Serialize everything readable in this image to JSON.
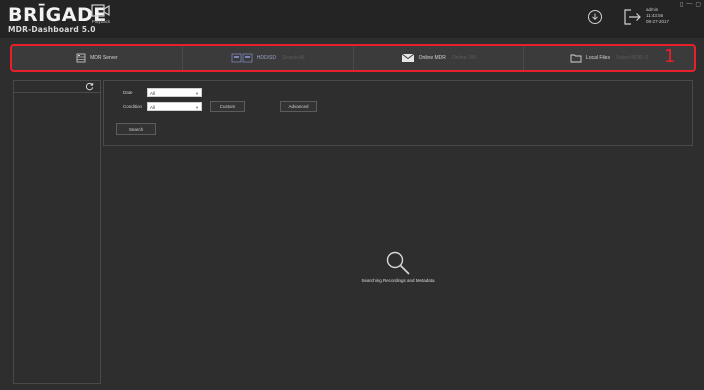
{
  "app": {
    "brand_name": "BRĪGADE",
    "brand_sub": "MDR-Dashboard 5.0",
    "playback_label": "Playback"
  },
  "user": {
    "name": "admin",
    "time": "11:43:56",
    "date": "08-27-2017"
  },
  "window_controls": [
    "▯",
    "—",
    "▢",
    "✕"
  ],
  "tabs": [
    {
      "label": "MDR Server",
      "sub": "",
      "icon": "server-icon"
    },
    {
      "label": "HDD/SD",
      "sub": "Search All",
      "icon": "hdd-sd-icon"
    },
    {
      "label": "Online MDR",
      "sub": "Online: 0/0",
      "icon": "online-mdr-icon"
    },
    {
      "label": "Local Files",
      "sub": "Select MDR: 0",
      "icon": "folder-icon"
    }
  ],
  "annotation": "1",
  "filter": {
    "date_label": "Date",
    "date_value": "All",
    "condition_label": "Condition",
    "condition_value": "All",
    "custom_label": "Custom",
    "advanced_label": "Advanced",
    "search_label": "Search"
  },
  "results": {
    "status_text": "Searching Recordings and Metadata"
  },
  "colors": {
    "accent_red": "#e8202a",
    "background": "#2e2e2e"
  }
}
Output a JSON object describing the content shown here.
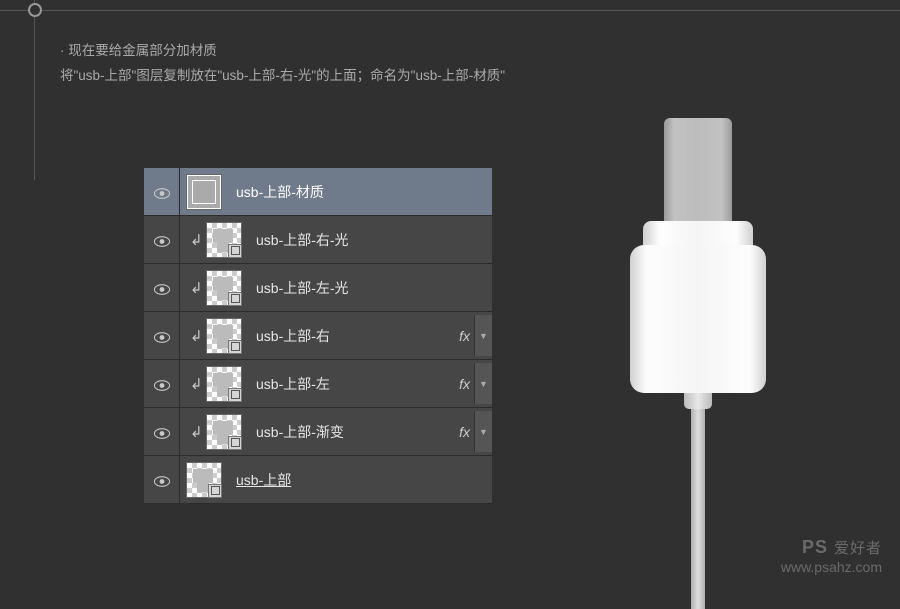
{
  "instructions": {
    "line1": "· 现在要给金属部分加材质",
    "line2": "将\"usb-上部\"图层复制放在\"usb-上部-右-光\"的上面；命名为\"usb-上部-材质\""
  },
  "layers": [
    {
      "name": "usb-上部-材质",
      "selected": true,
      "clipped": false,
      "fx": false,
      "visible": true,
      "thumb": "solid",
      "underline": false
    },
    {
      "name": "usb-上部-右-光",
      "selected": false,
      "clipped": true,
      "fx": false,
      "visible": true,
      "thumb": "shape",
      "underline": false
    },
    {
      "name": "usb-上部-左-光",
      "selected": false,
      "clipped": true,
      "fx": false,
      "visible": true,
      "thumb": "shape",
      "underline": false
    },
    {
      "name": "usb-上部-右",
      "selected": false,
      "clipped": true,
      "fx": true,
      "visible": true,
      "thumb": "shape",
      "underline": false
    },
    {
      "name": "usb-上部-左",
      "selected": false,
      "clipped": true,
      "fx": true,
      "visible": true,
      "thumb": "shape",
      "underline": false
    },
    {
      "name": "usb-上部-渐变",
      "selected": false,
      "clipped": true,
      "fx": true,
      "visible": true,
      "thumb": "shape",
      "underline": false
    },
    {
      "name": "usb-上部",
      "selected": false,
      "clipped": false,
      "fx": false,
      "visible": true,
      "thumb": "shape",
      "underline": true
    }
  ],
  "fxLabel": "fx",
  "watermark": {
    "brand": "PS 爱好者",
    "url": "www.psahz.com"
  }
}
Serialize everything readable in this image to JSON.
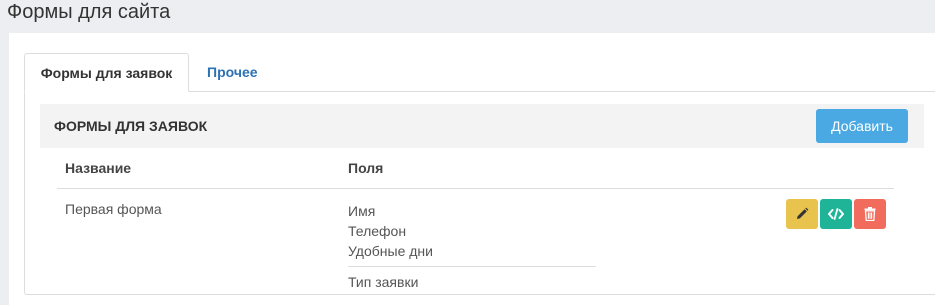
{
  "page": {
    "title": "Формы для сайта"
  },
  "tabs": [
    {
      "label": "Формы для заявок",
      "active": true
    },
    {
      "label": "Прочее",
      "active": false
    }
  ],
  "box": {
    "title": "ФОРМЫ ДЛЯ ЗАЯВОК",
    "add_label": "Добавить"
  },
  "table": {
    "headers": {
      "name": "Название",
      "fields": "Поля"
    },
    "rows": [
      {
        "name": "Первая форма",
        "fields": [
          "Имя",
          "Телефон",
          "Удобные дни"
        ],
        "extra_field": "Тип заявки",
        "actions": [
          "edit-icon",
          "code-icon",
          "trash-icon"
        ]
      }
    ]
  },
  "colors": {
    "accent": "#4aa9e2",
    "edit": "#e8c34e",
    "code": "#1fb398",
    "delete": "#f16c5c",
    "tab_link": "#2d72b4"
  }
}
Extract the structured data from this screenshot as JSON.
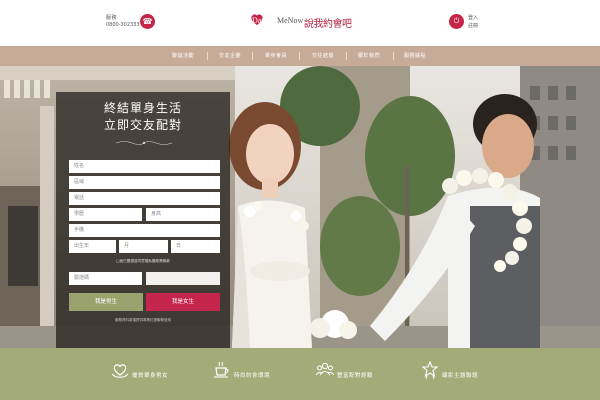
{
  "header": {
    "phone_label": "服務",
    "phone_number": "0800-302333",
    "logo_latin_1": "Date",
    "logo_latin_2": "MeNow",
    "logo_cjk": "說我約會吧",
    "login_label": "登入",
    "register_label": "註冊",
    "icons": [
      "phone-icon",
      "login-icon"
    ]
  },
  "nav": {
    "items": [
      "聯誼活動",
      "交友企劃",
      "單身會員",
      "交往結婚",
      "關於我們",
      "服務據點"
    ]
  },
  "form": {
    "title_line1": "終結單身生活",
    "title_line2": "立即交友配對",
    "fields": {
      "name": "姓名",
      "region": "區域",
      "phone": "電話",
      "education": "學歷",
      "height": "身高",
      "mobile": "手機",
      "birth_year": "出生年",
      "birth_month": "月",
      "birth_day": "日",
      "verify": "驗證碼"
    },
    "privacy_note": "□我已閱讀並同意隱私權政策條款",
    "male_button": "我是男生",
    "female_button": "我是女生",
    "footer_note": "服務資料將僅提供專業紅娘聯繫使用"
  },
  "features": [
    {
      "icon": "heart-hands-icon",
      "label": "優質單身男女"
    },
    {
      "icon": "coffee-cup-icon",
      "label": "時尚約會環境"
    },
    {
      "icon": "people-group-icon",
      "label": "豐富配對經驗"
    },
    {
      "icon": "star-badge-icon",
      "label": "顧影主題聯誼"
    }
  ],
  "colors": {
    "brand_red": "#c6264a",
    "nav_taupe": "#c8aa99",
    "olive_green": "#a3ab78",
    "male_button": "#9aa26e",
    "female_button": "#c5254b"
  }
}
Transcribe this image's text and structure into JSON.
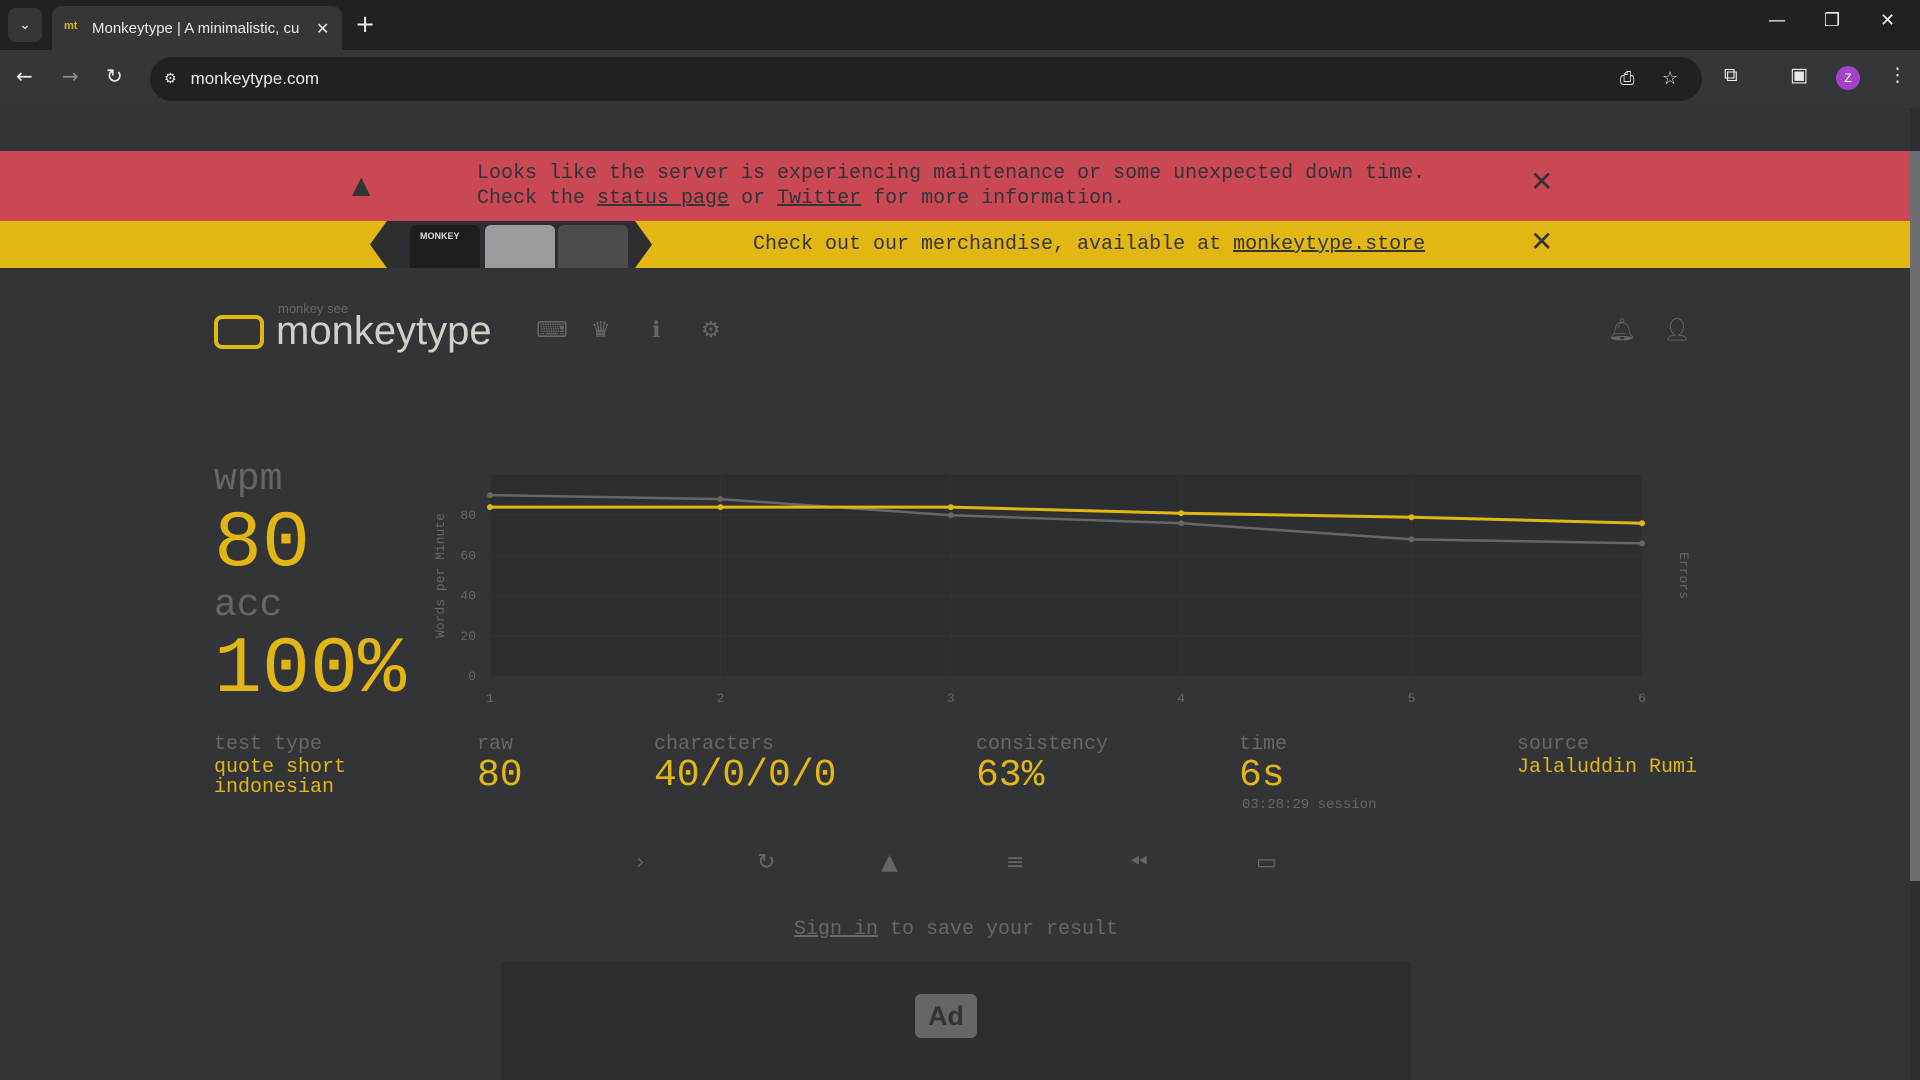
{
  "browser": {
    "tab_title": "Monkeytype | A minimalistic, cu",
    "favicon": "mt",
    "url": "monkeytype.com",
    "profile_initial": "Z"
  },
  "banners": {
    "maintenance_line1": "Looks like the server is experiencing maintenance or some unexpected down time.",
    "maintenance_line2_pre": "Check the ",
    "maintenance_link1": "status page",
    "maintenance_mid": " or ",
    "maintenance_link2": "Twitter",
    "maintenance_post": " for more information.",
    "merch_pre": "Check out our merchandise, available at ",
    "merch_link": "monkeytype.store",
    "merch_shirt_label": "MONKEY"
  },
  "header": {
    "logo_sub": "monkey see",
    "logo_text": "monkeytype"
  },
  "result": {
    "wpm_label": "wpm",
    "wpm_value": "80",
    "acc_label": "acc",
    "acc_value": "100%",
    "test_type_label": "test type",
    "test_type_line1": "quote short",
    "test_type_line2": "indonesian",
    "raw_label": "raw",
    "raw_value": "80",
    "characters_label": "characters",
    "characters_value": "40/0/0/0",
    "consistency_label": "consistency",
    "consistency_value": "63%",
    "time_label": "time",
    "time_value": "6s",
    "time_session": "03:28:29 session",
    "source_label": "source",
    "source_value": "Jalaluddin Rumi"
  },
  "chart_data": {
    "type": "line",
    "x": [
      1,
      2,
      3,
      4,
      5,
      6
    ],
    "series": [
      {
        "values": [
          84,
          84,
          84,
          81,
          79,
          76
        ],
        "color": "#e2b714"
      },
      {
        "values": [
          90,
          88,
          80,
          76,
          68,
          66
        ],
        "color": "#646669"
      }
    ],
    "ylabel": "Words per Minute",
    "y2label": "Errors",
    "yticks": [
      "0",
      "20",
      "40",
      "60",
      "80"
    ],
    "xticks": [
      "1",
      "2",
      "3",
      "4",
      "5",
      "6"
    ],
    "ylim": [
      0,
      100
    ],
    "grid": true
  },
  "footer": {
    "sign_in_link": "Sign in",
    "sign_in_rest": " to save your result",
    "ad_label": "Ad"
  },
  "colors": {
    "bg": "#323437",
    "main": "#e2b714",
    "sub": "#646669",
    "error": "#ca4754"
  }
}
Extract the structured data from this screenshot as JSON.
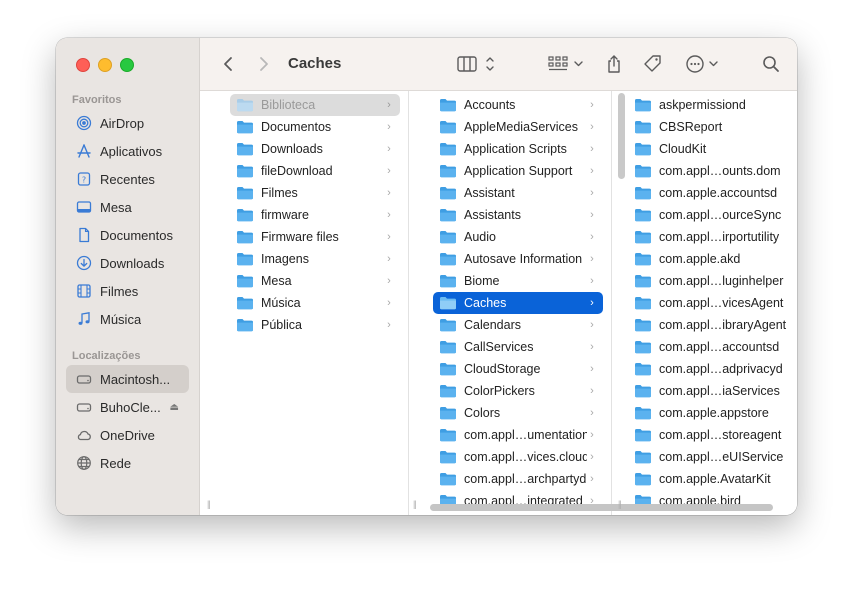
{
  "window": {
    "title": "Caches",
    "accent": "#0a63d8"
  },
  "sidebar": {
    "favorites_title": "Favoritos",
    "favorites": [
      {
        "label": "AirDrop",
        "icon": "airdrop-icon"
      },
      {
        "label": "Aplicativos",
        "icon": "applications-icon"
      },
      {
        "label": "Recentes",
        "icon": "recents-icon"
      },
      {
        "label": "Mesa",
        "icon": "desktop-icon"
      },
      {
        "label": "Documentos",
        "icon": "document-icon"
      },
      {
        "label": "Downloads",
        "icon": "downloads-icon"
      },
      {
        "label": "Filmes",
        "icon": "film-icon"
      },
      {
        "label": "Música",
        "icon": "music-icon"
      }
    ],
    "locations_title": "Localizações",
    "locations": [
      {
        "label": "Macintosh...",
        "icon": "disk-icon"
      },
      {
        "label": "BuhoCle...",
        "icon": "disk-icon"
      },
      {
        "label": "OneDrive",
        "icon": "cloud-icon"
      },
      {
        "label": "Rede",
        "icon": "network-icon"
      }
    ],
    "eject_glyph": "⏏"
  },
  "columns": [
    {
      "items": [
        "Biblioteca",
        "Documentos",
        "Downloads",
        "fileDownload",
        "Filmes",
        "firmware",
        "Firmware files",
        "Imagens",
        "Mesa",
        "Música",
        "Pública"
      ]
    },
    {
      "items": [
        "Accounts",
        "AppleMediaServices",
        "Application Scripts",
        "Application Support",
        "Assistant",
        "Assistants",
        "Audio",
        "Autosave Information",
        "Biome",
        "Caches",
        "Calendars",
        "CallServices",
        "CloudStorage",
        "ColorPickers",
        "Colors",
        "com.appl…umentation",
        "com.appl…vices.cloud",
        "com.appl…archpartyd",
        "com.appl…integrated"
      ]
    },
    {
      "items": [
        "askpermissiond",
        "CBSReport",
        "CloudKit",
        "com.appl…ounts.dom",
        "com.apple.accountsd",
        "com.appl…ourceSync",
        "com.appl…irportutility",
        "com.apple.akd",
        "com.appl…luginhelper",
        "com.appl…vicesAgent",
        "com.appl…ibraryAgent",
        "com.appl…accountsd",
        "com.appl…adprivacyd",
        "com.appl…iaServices",
        "com.apple.appstore",
        "com.appl…storeagent",
        "com.appl…eUIService",
        "com.apple.AvatarKit",
        "com.apple.bird"
      ]
    }
  ],
  "chevron": "›",
  "resize_glyph": "||"
}
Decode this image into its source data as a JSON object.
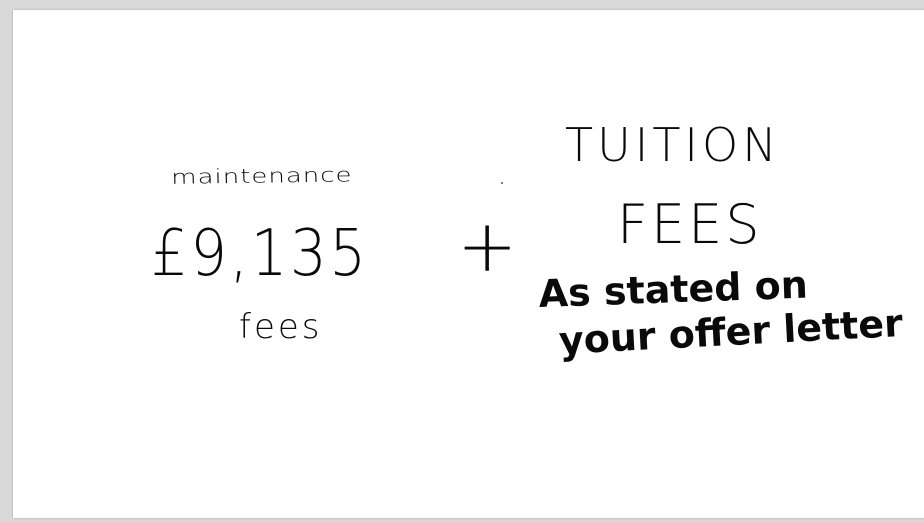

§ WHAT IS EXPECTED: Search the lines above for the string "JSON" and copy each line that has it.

§ SOLUTION TO THIS PROBLEM:
Serialize everything readable in this image to JSON.
Output a JSON object describing the content shown here.
Serialize everything readable in this image to JSON.
Extract the structured data from this screenshot as JSON.
Transcribe this image's text and structure into JSON.
Extract the structured data from this screenshot as JSON.
Decode this image into its source data as a JSON object.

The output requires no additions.